In some places, lawyers are overwhelmed by their caseloads. A public defender in Indianapolis lasted less than a year in his job after being asked to represent more than 300 defendants at a time, said Norman Lefstein, former dean of the Indiana University Robert H. McKinney School of Law.
"A lawyer with an S on his chest for Superman couldn't represent these people. He simply couldn't do it. There are only so many hours in a day. But it's not just caseload. It's the other support services that go along with it," including investigators, said Lefstein, who has studied problems in indigent defense for decades.
In Luzerne County, in northeastern Pennsylvania, the chief public defender told the local court he would stop accepting certain cases because his office had too many clients, too few lawyers and not enough money. A judge's ruling in June acknowledged the lack of money and manpower, but forbade the defender's office to turn away cases. The judge's ruling was encouraging, Lefstein said, but on his last visit to Wilkes-Barre in January he found "the caseloads are worse than ever."
Eighteen states, including California, Illinois, New York and Pennsylvania, leave the funding of indigent defense entirely to their counties, said Rhoda Billings, a former chief justice of the North Carolina Supreme Court who has looked at the issue for the American Bar Association. Those states "have a significant disparity in the appointment of counsel" from one county to the next, Billings said.
Public defenders in those counties often report to elected officials or their appointees, rather than independent boards that are insulated from politics. But even programs run at the statewide level are not free of political influence, Billings said, citing the case of a New Mexico public defender fired by the governor.
The lack of independence raises questions about whether decisions are being made in the best interests of clients, Rapping said.
The avalanche of cases and politics come together to present a formidable obstacle to alleviating some of the problems that afflict the system in some states. Politicians do not like asking voters for money for indigent defense.
"Arguing for more money to defend criminals is not the easiest way to win a close election," said former Vice President Walter Mondale. As Minnesota's attorney general in the early 1960s, Mondale recruited 21 other states to join in a brief urging the court to rule as it did and rejected a plea from Florida to support limits on states' responsibilities to poor defendants.
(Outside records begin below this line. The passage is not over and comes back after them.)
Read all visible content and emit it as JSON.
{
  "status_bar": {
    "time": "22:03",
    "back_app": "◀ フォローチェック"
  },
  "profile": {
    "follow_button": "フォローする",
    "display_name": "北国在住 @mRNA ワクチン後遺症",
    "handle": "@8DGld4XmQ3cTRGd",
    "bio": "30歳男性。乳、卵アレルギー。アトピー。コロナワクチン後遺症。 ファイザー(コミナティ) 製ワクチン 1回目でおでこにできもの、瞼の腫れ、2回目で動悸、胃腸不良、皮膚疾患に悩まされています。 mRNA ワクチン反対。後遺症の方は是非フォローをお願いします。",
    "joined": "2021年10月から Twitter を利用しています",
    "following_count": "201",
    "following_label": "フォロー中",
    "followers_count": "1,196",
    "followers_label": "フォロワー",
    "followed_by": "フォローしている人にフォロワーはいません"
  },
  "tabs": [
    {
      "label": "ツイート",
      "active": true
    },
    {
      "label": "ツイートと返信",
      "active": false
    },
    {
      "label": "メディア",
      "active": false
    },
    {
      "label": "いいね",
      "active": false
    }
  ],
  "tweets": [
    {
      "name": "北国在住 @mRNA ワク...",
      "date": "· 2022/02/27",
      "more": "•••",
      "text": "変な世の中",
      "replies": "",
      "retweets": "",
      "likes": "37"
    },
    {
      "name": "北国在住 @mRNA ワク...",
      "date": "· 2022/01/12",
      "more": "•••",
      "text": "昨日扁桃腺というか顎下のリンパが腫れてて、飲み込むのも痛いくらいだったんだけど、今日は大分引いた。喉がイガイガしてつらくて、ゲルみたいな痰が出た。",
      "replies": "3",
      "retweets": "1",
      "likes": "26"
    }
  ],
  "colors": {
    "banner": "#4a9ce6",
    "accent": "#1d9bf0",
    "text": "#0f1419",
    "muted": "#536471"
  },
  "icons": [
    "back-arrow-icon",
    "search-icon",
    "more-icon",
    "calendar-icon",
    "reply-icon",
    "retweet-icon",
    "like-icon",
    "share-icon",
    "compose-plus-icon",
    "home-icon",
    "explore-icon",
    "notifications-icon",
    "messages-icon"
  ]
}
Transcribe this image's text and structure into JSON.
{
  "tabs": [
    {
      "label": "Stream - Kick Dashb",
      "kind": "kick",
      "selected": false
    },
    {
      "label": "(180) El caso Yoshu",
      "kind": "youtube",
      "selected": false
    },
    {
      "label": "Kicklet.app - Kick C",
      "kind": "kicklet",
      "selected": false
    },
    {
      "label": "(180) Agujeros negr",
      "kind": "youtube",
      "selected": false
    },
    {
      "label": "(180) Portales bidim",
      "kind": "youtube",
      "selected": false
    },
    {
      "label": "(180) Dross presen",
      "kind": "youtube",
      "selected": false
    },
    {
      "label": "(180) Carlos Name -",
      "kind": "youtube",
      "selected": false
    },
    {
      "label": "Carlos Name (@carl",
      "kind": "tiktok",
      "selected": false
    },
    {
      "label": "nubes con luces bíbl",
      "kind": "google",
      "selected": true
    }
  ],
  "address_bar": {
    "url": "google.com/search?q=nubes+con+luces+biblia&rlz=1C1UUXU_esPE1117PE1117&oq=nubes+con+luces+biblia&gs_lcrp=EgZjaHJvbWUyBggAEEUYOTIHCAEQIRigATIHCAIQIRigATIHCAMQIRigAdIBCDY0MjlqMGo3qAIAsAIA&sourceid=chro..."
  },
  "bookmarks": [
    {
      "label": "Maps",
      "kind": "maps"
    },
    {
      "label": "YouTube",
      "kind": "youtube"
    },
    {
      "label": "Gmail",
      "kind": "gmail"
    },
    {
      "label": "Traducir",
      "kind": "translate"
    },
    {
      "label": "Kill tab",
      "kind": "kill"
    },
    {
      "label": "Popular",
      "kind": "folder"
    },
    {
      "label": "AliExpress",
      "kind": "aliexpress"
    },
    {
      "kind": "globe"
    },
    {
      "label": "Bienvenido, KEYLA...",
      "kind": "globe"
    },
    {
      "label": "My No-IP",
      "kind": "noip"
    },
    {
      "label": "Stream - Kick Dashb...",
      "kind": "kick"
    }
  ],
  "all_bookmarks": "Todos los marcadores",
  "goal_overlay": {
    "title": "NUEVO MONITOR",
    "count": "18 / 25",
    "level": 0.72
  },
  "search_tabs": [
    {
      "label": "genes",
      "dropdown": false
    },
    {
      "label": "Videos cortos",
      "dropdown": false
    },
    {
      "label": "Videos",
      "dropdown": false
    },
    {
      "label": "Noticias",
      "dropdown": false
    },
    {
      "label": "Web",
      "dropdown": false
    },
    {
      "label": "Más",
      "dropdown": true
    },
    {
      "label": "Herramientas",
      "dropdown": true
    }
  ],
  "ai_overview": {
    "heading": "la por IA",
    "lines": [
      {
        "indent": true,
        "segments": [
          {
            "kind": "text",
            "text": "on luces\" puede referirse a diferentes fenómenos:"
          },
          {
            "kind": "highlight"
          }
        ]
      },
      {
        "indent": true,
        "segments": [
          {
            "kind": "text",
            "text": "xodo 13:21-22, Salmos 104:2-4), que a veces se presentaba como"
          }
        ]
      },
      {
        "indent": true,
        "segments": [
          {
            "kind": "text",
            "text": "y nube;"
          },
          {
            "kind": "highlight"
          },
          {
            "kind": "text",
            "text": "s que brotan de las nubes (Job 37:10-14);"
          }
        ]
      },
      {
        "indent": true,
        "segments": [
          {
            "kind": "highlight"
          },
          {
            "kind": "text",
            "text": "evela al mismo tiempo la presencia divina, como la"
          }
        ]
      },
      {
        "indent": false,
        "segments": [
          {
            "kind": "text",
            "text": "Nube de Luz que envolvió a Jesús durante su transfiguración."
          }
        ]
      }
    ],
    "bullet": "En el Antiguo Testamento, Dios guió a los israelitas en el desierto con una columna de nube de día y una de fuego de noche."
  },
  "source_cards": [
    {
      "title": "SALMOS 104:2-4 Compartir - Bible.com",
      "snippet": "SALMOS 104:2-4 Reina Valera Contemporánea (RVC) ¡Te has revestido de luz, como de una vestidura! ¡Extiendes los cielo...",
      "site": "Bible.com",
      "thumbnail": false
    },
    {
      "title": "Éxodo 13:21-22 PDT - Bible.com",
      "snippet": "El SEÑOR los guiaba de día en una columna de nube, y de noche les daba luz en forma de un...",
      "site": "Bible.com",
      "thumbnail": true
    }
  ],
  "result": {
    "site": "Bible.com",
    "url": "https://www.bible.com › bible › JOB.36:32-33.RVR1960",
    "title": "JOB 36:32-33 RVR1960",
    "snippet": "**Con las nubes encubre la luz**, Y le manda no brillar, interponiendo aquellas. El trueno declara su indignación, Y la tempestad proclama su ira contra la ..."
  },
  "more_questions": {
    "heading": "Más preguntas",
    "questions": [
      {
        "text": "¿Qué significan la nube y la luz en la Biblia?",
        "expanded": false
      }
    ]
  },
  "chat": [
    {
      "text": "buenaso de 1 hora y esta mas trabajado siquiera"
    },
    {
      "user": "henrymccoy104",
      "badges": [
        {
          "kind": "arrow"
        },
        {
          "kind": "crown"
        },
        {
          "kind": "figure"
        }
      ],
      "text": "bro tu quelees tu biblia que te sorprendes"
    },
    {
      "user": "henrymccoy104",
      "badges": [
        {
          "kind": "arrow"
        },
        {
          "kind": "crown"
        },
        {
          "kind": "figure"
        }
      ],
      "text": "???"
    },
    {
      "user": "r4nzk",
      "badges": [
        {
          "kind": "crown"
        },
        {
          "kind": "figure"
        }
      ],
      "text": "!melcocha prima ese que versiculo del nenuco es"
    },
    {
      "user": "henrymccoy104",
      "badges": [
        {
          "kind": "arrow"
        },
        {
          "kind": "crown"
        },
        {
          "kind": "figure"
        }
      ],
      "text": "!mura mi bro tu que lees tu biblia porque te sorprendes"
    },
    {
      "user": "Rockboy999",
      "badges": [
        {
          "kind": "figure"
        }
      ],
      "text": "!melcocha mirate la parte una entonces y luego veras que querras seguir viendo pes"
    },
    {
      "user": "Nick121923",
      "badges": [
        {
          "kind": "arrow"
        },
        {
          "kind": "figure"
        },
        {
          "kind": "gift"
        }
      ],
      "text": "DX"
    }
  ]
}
Heralded for its powerful statement about the right to a lawyer, the Gideon decision also left states on their own to pay for the provision of counsel, Lefstein said. "It came as an unfunded mandate to 50 state governments and that problem endures," he said, noting that in England, Parliament provides money to local governments to pay for legal representation of the poor.
"The federal government does next to nothing to support indigent defense in the United States," Lefstein said.
Since becoming attorney general more than four years ago, Holder has shown a commitment to the issue. He established an "Access to Justice" program and made Harvard Law School professor Laurence Tribe its initial director. The department also has sent a few million dollars to defense programs across the country. He announced nearly $2 million in new grants on Friday.
The right announced by the Supreme Court 50 years ago only covers criminal cases. It has never been extended to civil matters, although as Mondale pointed out, they can lead to people losing their homes, their families, being confined in a mental institution or being thrown out of the country.
To people in those situations, he said, the distinction between criminal and civil law "doesn't make much of a difference."